INSTRUCTIONS FOR THE TASK
Take the line with "Convert this screenshot" as the first line and the last line of the data as the final one. Write out those lines exactly, and no others.

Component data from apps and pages
§ §
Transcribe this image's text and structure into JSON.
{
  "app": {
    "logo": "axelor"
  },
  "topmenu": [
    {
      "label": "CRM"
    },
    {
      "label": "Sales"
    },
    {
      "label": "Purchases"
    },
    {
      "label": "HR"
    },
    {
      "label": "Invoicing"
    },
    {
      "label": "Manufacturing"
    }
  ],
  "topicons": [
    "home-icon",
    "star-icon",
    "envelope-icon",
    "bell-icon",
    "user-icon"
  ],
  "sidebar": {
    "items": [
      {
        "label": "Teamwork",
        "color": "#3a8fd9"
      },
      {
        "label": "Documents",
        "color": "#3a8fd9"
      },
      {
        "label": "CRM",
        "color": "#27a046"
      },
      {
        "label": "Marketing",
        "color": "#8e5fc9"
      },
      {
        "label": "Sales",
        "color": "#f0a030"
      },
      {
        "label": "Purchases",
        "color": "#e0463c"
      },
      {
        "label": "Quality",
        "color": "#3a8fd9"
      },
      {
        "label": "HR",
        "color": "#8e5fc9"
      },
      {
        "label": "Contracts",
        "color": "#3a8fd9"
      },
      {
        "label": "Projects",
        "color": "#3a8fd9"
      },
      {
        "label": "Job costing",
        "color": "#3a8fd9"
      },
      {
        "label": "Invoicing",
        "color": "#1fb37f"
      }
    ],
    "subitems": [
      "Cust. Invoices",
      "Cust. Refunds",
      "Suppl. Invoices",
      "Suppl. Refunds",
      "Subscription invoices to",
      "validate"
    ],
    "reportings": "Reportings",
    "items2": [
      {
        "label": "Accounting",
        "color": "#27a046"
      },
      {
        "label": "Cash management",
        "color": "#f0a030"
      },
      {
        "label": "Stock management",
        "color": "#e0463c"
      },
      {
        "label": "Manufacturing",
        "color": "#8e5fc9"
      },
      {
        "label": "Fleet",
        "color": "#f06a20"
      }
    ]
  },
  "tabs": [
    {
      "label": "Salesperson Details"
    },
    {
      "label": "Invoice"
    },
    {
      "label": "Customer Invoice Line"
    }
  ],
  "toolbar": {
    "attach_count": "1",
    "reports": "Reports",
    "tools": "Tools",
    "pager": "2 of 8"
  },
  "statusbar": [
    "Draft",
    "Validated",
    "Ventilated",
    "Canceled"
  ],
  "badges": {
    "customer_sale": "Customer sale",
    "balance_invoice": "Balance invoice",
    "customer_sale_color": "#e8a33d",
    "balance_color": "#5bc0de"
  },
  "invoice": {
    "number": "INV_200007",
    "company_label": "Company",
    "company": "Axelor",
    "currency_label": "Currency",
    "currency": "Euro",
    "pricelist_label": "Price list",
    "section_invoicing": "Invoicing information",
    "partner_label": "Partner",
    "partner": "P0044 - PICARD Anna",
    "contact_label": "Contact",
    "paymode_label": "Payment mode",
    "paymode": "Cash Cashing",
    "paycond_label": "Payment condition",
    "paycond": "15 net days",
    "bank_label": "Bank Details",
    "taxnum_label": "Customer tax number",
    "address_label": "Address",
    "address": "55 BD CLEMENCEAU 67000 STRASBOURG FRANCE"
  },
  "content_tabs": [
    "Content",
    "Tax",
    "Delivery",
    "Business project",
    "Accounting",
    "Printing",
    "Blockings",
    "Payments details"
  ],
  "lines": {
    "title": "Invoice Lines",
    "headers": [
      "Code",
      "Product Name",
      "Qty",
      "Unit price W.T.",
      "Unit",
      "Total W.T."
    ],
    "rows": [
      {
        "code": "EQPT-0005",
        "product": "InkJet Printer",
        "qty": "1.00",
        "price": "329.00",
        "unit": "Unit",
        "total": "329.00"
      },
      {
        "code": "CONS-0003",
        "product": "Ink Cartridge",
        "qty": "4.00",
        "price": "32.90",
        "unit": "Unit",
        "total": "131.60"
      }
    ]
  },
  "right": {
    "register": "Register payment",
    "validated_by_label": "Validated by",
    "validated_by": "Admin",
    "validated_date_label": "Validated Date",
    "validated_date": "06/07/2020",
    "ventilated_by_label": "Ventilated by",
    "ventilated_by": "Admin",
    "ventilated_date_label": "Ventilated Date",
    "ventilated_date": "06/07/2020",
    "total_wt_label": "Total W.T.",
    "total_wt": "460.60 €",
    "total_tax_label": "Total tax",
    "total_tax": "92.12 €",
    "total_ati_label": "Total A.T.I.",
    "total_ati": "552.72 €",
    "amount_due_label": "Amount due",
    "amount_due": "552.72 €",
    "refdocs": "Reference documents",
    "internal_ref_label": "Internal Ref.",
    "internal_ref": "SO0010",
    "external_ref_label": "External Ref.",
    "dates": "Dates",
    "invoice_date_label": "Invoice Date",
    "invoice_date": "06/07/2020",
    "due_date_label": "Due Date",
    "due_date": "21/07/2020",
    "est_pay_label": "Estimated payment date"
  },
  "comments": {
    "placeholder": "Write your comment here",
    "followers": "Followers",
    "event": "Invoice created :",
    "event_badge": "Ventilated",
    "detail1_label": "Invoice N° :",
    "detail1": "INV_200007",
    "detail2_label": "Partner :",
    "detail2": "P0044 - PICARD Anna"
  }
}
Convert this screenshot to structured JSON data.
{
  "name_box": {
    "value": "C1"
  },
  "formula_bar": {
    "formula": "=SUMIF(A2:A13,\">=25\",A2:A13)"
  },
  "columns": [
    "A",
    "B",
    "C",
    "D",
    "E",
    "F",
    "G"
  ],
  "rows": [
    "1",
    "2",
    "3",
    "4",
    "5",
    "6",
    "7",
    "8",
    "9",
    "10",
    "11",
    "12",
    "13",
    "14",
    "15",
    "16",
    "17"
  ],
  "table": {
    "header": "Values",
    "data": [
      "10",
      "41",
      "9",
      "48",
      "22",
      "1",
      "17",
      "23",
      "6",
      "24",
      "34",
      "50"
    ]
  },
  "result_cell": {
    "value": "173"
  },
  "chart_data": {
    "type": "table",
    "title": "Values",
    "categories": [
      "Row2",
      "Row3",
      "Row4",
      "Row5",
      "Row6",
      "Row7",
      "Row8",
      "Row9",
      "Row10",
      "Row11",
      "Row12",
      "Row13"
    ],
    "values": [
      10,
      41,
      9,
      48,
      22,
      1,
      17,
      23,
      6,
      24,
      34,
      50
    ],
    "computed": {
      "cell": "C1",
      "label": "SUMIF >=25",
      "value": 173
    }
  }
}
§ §
RESULT OF THE EXERCISE
Convert this screenshot to structured JSON data.
{
  "name_box": {
    "value": "C1"
  },
  "formula_bar": {
    "formula": "=SUMIF(A2:A13,\">=25\",A2:A13)"
  },
  "columns": [
    "A",
    "B",
    "C",
    "D",
    "E",
    "F",
    "G"
  ],
  "rows": [
    "1",
    "2",
    "3",
    "4",
    "5",
    "6",
    "7",
    "8",
    "9",
    "10",
    "11",
    "12",
    "13",
    "14",
    "15",
    "16",
    "17"
  ],
  "table": {
    "header": "Values",
    "data": [
      "10",
      "41",
      "9",
      "48",
      "22",
      "1",
      "17",
      "23",
      "6",
      "24",
      "34",
      "50"
    ]
  },
  "result_cell": {
    "value": "173"
  },
  "chart_data": {
    "type": "table",
    "title": "Values",
    "categories": [
      "Row2",
      "Row3",
      "Row4",
      "Row5",
      "Row6",
      "Row7",
      "Row8",
      "Row9",
      "Row10",
      "Row11",
      "Row12",
      "Row13"
    ],
    "values": [
      10,
      41,
      9,
      48,
      22,
      1,
      17,
      23,
      6,
      24,
      34,
      50
    ],
    "computed": {
      "cell": "C1",
      "label": "SUMIF >=25",
      "value": 173
    }
  }
}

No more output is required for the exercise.